Reviews and Awards
Chocolate Lily Award shortlisted
BC Books for BC Schools, 2013-2014 selection
Best Books for Kids & Teens selection
“Carol Anne Shaw provides young teen protagonists with contexts for their own parent and family issues, first attractions, peer pressures, jealousies, trust, and reactivity while learning to be themselves, not what others want them to be. . . . Within the framework of a gloriously natural setting, a First Nations history, and contemporary environmental issues, Hannah and the Salish Sea is sure to draw new readership from those who don’t want to relive too much angst in their books.”—CanLit for Little Canadians
“A delightful evocation of West Coast island life, complete with poachers, grow-ops, First Nations legends and two adventurous and confused fourteen-year-olds.” —John Wilson
“Hannah & the Salish Sea pits three spirited teenagers against a gang of unsavory poachers and pot-growers. A quintessential west coast adventure story that’s part page-turner, part budding romance, and part homage to the traditional stories of the Cowichan First Peoples.” —Nikki Tate
“The story has many diverse plot threads, and though the novel connects back to the first book, it stands up well as a read alone.” —Kristin Butcher
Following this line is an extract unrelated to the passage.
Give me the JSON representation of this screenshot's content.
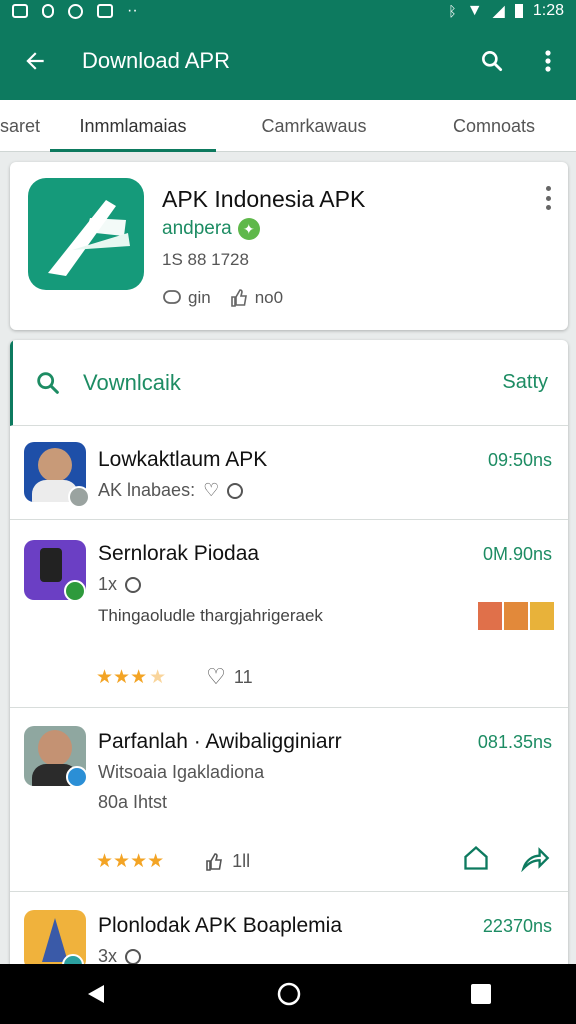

“This is a fun story with thoughtful and educational elements which are subtly woven into the narrative.” —Kris Rothstein, CM Magazine